Mark Hollis, Mark Dantonio

In this Oct. 22, 2011, photo, Michigan State athletic director Mark Hollis, left, talks with football coach Mark Dantonio before an NCAA college football game against Wisconsin in East Lansing, Mich. The Big Ten, which helped squash the notion of a four-team playoff to crown a national champion in college football several years ago, is taking another look. “All of the Big Ten athletic directors are comfortable exploring the possibility of a four-team playoff,” Hollis said Tuesday, Feb. 7, 2012. “Four is better than two.” (AP Photo/Al Goldis)


Michigan State athletic director Mark Hollis has been named the chairman of the Division I Men’s Basketball Committee, the NCAA announced on Tuesday.

He will work as the vice chair for the 2015-16 season under Oklahoma AD Joe Castiglione.

“I love college sports. Over the past 35 years, I have been afforded the opportunity to learn and collaborate with a diverse collection of individuals through sports on campus,” Hollis said in a statement. “Sharing the passion, integrity and dedication of the men and women serving on the NCAA Men’s Division I Basketball Committee, I look forward to continuing my commitment to the values of education and student-athletes. College athletics provides amazing opportunities for today’s students and value for our nation’s collective future. The NCAA Men’s Basketball Tournament is a platform that allows us to share with the world a small glimpse of those broad educational, leadership, teamwork and athletic opportunities available to 460,000 student-athletes annually.”

“It is with great responsibility, humility and appreciation that I serve on the NCAA Men’s Basketball Committee, and I look forward to working with our committee, 2016 Chairman Joe Castiglione, Dan Gavitt and the rest of the NCAA staff over the upcoming seasons.”

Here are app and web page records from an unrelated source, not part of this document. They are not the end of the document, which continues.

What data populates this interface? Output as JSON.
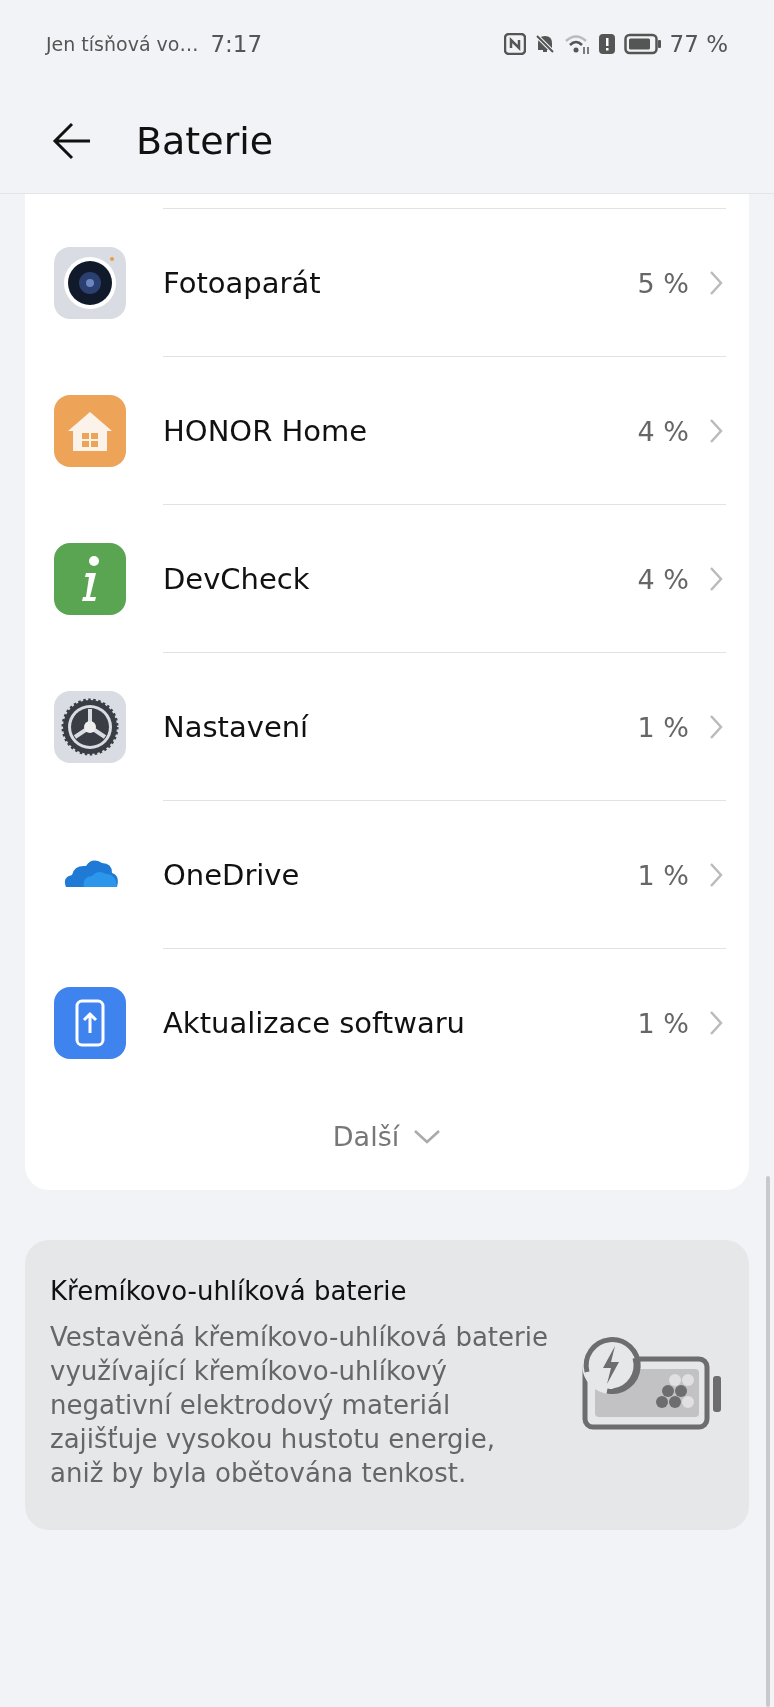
{
  "status_bar": {
    "carrier": "Jen tísňová vo…",
    "time": "7:17",
    "battery": "77 %"
  },
  "header": {
    "title": "Baterie"
  },
  "apps": [
    {
      "kind": "camera",
      "name": "Fotoaparát",
      "usage": "5 %"
    },
    {
      "kind": "home",
      "name": "HONOR Home",
      "usage": "4 %"
    },
    {
      "kind": "info",
      "name": "DevCheck",
      "usage": "4 %"
    },
    {
      "kind": "gear",
      "name": "Nastavení",
      "usage": "1 %"
    },
    {
      "kind": "cloud",
      "name": "OneDrive",
      "usage": "1 %"
    },
    {
      "kind": "update",
      "name": "Aktualizace softwaru",
      "usage": "1 %"
    }
  ],
  "more": {
    "label": "Další"
  },
  "info_card": {
    "title": "Křemíkovo-uhlíková baterie",
    "text": "Vestavěná křemíkovo-uhlíková baterie využívající křemíkovo-uhlíkový negativní elektrodový materiál zajišťuje vysokou hustotu energie, aniž by byla obětována tenkost."
  }
}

Hollis has been one of college basketball’s most innovative minds. He was the driving force behind college basketball games being played in domes and sparked the surge of games being played on Aircraft Carriers, an idea that worked swimmingly for about a year and a half. He also got Michigan State to play games on air force bases overseas.